# WHAT IS NEEDED
Nothing but an exact copy of the records below counts as the answer.

START TASK DATA

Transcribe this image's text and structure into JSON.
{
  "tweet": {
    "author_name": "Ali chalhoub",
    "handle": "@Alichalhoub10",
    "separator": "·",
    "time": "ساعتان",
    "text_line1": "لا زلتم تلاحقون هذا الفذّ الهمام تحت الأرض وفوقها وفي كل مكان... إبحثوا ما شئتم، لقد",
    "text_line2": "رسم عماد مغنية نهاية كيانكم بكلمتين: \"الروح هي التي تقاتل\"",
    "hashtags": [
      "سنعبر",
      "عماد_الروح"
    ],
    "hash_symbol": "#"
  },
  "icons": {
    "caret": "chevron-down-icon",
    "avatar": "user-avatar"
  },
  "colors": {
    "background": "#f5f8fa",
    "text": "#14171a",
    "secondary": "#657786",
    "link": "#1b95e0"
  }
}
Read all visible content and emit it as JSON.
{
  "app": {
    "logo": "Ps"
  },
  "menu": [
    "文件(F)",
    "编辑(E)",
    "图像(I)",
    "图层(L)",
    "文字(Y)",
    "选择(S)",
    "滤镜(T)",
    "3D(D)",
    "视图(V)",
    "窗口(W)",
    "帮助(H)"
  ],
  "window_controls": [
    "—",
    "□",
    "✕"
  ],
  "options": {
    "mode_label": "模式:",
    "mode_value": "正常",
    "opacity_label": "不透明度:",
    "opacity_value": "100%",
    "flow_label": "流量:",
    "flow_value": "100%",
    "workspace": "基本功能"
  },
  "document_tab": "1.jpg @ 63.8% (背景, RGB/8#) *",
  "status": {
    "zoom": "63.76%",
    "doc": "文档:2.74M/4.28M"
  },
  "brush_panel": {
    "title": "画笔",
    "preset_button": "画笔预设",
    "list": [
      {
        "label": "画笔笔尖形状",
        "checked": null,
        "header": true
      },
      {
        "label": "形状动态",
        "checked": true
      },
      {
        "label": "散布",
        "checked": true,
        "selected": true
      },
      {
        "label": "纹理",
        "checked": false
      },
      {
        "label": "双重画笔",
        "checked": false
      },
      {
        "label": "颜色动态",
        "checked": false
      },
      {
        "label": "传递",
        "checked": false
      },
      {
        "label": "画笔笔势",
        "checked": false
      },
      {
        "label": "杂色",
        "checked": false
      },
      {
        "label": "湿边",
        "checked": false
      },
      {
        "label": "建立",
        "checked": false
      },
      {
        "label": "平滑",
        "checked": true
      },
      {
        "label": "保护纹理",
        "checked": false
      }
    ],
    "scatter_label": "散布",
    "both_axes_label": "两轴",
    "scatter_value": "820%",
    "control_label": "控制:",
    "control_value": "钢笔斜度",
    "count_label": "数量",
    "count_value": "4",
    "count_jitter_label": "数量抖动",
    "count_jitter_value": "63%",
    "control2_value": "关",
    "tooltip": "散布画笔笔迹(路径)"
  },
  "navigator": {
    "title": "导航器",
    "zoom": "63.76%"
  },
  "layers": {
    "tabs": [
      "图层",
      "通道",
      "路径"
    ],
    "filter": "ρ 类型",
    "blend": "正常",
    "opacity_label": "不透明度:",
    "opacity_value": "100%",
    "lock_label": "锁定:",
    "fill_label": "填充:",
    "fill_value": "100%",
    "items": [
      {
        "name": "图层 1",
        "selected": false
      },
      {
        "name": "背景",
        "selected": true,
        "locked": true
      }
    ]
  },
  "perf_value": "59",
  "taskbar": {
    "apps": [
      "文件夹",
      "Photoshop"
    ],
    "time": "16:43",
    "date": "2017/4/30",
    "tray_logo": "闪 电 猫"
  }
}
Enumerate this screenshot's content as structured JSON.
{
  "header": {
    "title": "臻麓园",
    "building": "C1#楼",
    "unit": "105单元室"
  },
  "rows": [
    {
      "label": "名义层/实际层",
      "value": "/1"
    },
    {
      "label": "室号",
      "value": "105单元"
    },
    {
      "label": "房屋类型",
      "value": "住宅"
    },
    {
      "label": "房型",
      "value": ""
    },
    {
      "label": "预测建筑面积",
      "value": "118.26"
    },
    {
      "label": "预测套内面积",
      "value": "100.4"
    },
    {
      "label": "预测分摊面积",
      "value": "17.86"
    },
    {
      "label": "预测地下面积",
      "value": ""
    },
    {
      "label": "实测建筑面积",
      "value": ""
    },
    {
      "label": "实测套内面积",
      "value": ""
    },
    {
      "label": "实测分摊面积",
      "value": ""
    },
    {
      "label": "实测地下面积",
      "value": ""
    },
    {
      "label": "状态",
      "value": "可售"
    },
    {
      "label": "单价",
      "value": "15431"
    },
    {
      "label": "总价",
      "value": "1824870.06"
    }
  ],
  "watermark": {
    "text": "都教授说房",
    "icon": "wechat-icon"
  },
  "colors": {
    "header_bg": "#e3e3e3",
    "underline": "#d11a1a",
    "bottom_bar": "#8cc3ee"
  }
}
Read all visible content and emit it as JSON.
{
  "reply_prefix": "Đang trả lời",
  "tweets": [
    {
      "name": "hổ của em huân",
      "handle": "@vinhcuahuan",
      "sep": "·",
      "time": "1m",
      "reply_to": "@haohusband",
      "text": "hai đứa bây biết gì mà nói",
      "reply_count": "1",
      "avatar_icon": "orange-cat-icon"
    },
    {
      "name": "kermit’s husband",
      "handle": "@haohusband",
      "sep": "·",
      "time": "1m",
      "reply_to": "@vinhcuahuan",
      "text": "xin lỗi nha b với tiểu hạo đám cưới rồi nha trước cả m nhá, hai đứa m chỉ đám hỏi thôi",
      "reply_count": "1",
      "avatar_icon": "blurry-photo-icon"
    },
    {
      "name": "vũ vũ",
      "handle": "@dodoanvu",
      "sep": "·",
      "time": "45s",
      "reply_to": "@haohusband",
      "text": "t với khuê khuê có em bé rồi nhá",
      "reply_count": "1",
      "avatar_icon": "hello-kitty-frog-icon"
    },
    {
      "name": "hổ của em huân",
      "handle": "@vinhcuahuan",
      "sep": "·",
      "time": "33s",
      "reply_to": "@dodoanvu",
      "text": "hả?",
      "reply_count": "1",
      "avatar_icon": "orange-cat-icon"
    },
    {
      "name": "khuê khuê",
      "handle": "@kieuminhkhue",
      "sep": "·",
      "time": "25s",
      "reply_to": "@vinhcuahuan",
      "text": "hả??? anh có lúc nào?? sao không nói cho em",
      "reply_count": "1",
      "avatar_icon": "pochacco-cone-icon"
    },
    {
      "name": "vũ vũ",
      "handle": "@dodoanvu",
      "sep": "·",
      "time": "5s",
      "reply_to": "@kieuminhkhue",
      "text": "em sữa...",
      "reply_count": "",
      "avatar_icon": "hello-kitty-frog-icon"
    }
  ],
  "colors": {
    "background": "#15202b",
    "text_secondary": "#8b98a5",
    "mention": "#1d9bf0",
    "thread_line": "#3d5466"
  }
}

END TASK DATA

# REPLY
Transcribe this image's text and structure into JSON.
{
  "tweet": {
    "author_name": "Ali chalhoub",
    "handle": "@Alichalhoub10",
    "separator": "·",
    "time": "ساعتان",
    "text_line1": "لا زلتم تلاحقون هذا الفذّ الهمام تحت الأرض وفوقها وفي كل مكان... إبحثوا ما شئتم، لقد",
    "text_line2": "رسم عماد مغنية نهاية كيانكم بكلمتين: \"الروح هي التي تقاتل\"",
    "hashtags": [
      "سنعبر",
      "عماد_الروح"
    ],
    "hash_symbol": "#"
  },
  "icons": {
    "caret": "chevron-down-icon",
    "avatar": "user-avatar"
  },
  "colors": {
    "background": "#f5f8fa",
    "text": "#14171a",
    "secondary": "#657786",
    "link": "#1b95e0"
  }
}
Read all visible content and emit it as JSON.
{
  "app": {
    "logo": "Ps"
  },
  "menu": [
    "文件(F)",
    "编辑(E)",
    "图像(I)",
    "图层(L)",
    "文字(Y)",
    "选择(S)",
    "滤镜(T)",
    "3D(D)",
    "视图(V)",
    "窗口(W)",
    "帮助(H)"
  ],
  "window_controls": [
    "—",
    "□",
    "✕"
  ],
  "options": {
    "mode_label": "模式:",
    "mode_value": "正常",
    "opacity_label": "不透明度:",
    "opacity_value": "100%",
    "flow_label": "流量:",
    "flow_value": "100%",
    "workspace": "基本功能"
  },
  "document_tab": "1.jpg @ 63.8% (背景, RGB/8#) *",
  "status": {
    "zoom": "63.76%",
    "doc": "文档:2.74M/4.28M"
  },
  "brush_panel": {
    "title": "画笔",
    "preset_button": "画笔预设",
    "list": [
      {
        "label": "画笔笔尖形状",
        "checked": null,
        "header": true
      },
      {
        "label": "形状动态",
        "checked": true
      },
      {
        "label": "散布",
        "checked": true,
        "selected": true
      },
      {
        "label": "纹理",
        "checked": false
      },
      {
        "label": "双重画笔",
        "checked": false
      },
      {
        "label": "颜色动态",
        "checked": false
      },
      {
        "label": "传递",
        "checked": false
      },
      {
        "label": "画笔笔势",
        "checked": false
      },
      {
        "label": "杂色",
        "checked": false
      },
      {
        "label": "湿边",
        "checked": false
      },
      {
        "label": "建立",
        "checked": false
      },
      {
        "label": "平滑",
        "checked": true
      },
      {
        "label": "保护纹理",
        "checked": false
      }
    ],
    "scatter_label": "散布",
    "both_axes_label": "两轴",
    "scatter_value": "820%",
    "control_label": "控制:",
    "control_value": "钢笔斜度",
    "count_label": "数量",
    "count_value": "4",
    "count_jitter_label": "数量抖动",
    "count_jitter_value": "63%",
    "control2_value": "关",
    "tooltip": "散布画笔笔迹(路径)"
  },
  "navigator": {
    "title": "导航器",
    "zoom": "63.76%"
  },
  "layers": {
    "tabs": [
      "图层",
      "通道",
      "路径"
    ],
    "filter": "ρ 类型",
    "blend": "正常",
    "opacity_label": "不透明度:",
    "opacity_value": "100%",
    "lock_label": "锁定:",
    "fill_label": "填充:",
    "fill_value": "100%",
    "items": [
      {
        "name": "图层 1",
        "selected": false
      },
      {
        "name": "背景",
        "selected": true,
        "locked": true
      }
    ]
  },
  "perf_value": "59",
  "taskbar": {
    "apps": [
      "文件夹",
      "Photoshop"
    ],
    "time": "16:43",
    "date": "2017/4/30",
    "tray_logo": "闪 电 猫"
  }
}
Enumerate this screenshot's content as structured JSON.
{
  "header": {
    "title": "臻麓园",
    "building": "C1#楼",
    "unit": "105单元室"
  },
  "rows": [
    {
      "label": "名义层/实际层",
      "value": "/1"
    },
    {
      "label": "室号",
      "value": "105单元"
    },
    {
      "label": "房屋类型",
      "value": "住宅"
    },
    {
      "label": "房型",
      "value": ""
    },
    {
      "label": "预测建筑面积",
      "value": "118.26"
    },
    {
      "label": "预测套内面积",
      "value": "100.4"
    },
    {
      "label": "预测分摊面积",
      "value": "17.86"
    },
    {
      "label": "预测地下面积",
      "value": ""
    },
    {
      "label": "实测建筑面积",
      "value": ""
    },
    {
      "label": "实测套内面积",
      "value": ""
    },
    {
      "label": "实测分摊面积",
      "value": ""
    },
    {
      "label": "实测地下面积",
      "value": ""
    },
    {
      "label": "状态",
      "value": "可售"
    },
    {
      "label": "单价",
      "value": "15431"
    },
    {
      "label": "总价",
      "value": "1824870.06"
    }
  ],
  "watermark": {
    "text": "都教授说房",
    "icon": "wechat-icon"
  },
  "colors": {
    "header_bg": "#e3e3e3",
    "underline": "#d11a1a",
    "bottom_bar": "#8cc3ee"
  }
}
Read all visible content and emit it as JSON.
{
  "reply_prefix": "Đang trả lời",
  "tweets": [
    {
      "name": "hổ của em huân",
      "handle": "@vinhcuahuan",
      "sep": "·",
      "time": "1m",
      "reply_to": "@haohusband",
      "text": "hai đứa bây biết gì mà nói",
      "reply_count": "1",
      "avatar_icon": "orange-cat-icon"
    },
    {
      "name": "kermit’s husband",
      "handle": "@haohusband",
      "sep": "·",
      "time": "1m",
      "reply_to": "@vinhcuahuan",
      "text": "xin lỗi nha b với tiểu hạo đám cưới rồi nha trước cả m nhá, hai đứa m chỉ đám hỏi thôi",
      "reply_count": "1",
      "avatar_icon": "blurry-photo-icon"
    },
    {
      "name": "vũ vũ",
      "handle": "@dodoanvu",
      "sep": "·",
      "time": "45s",
      "reply_to": "@haohusband",
      "text": "t với khuê khuê có em bé rồi nhá",
      "reply_count": "1",
      "avatar_icon": "hello-kitty-frog-icon"
    },
    {
      "name": "hổ của em huân",
      "handle": "@vinhcuahuan",
      "sep": "·",
      "time": "33s",
      "reply_to": "@dodoanvu",
      "text": "hả?",
      "reply_count": "1",
      "avatar_icon": "orange-cat-icon"
    },
    {
      "name": "khuê khuê",
      "handle": "@kieuminhkhue",
      "sep": "·",
      "time": "25s",
      "reply_to": "@vinhcuahuan",
      "text": "hả??? anh có lúc nào?? sao không nói cho em",
      "reply_count": "1",
      "avatar_icon": "pochacco-cone-icon"
    },
    {
      "name": "vũ vũ",
      "handle": "@dodoanvu",
      "sep": "·",
      "time": "5s",
      "reply_to": "@kieuminhkhue",
      "text": "em sữa...",
      "reply_count": "",
      "avatar_icon": "hello-kitty-frog-icon"
    }
  ],
  "colors": {
    "background": "#15202b",
    "text_secondary": "#8b98a5",
    "mention": "#1d9bf0",
    "thread_line": "#3d5466"
  }
}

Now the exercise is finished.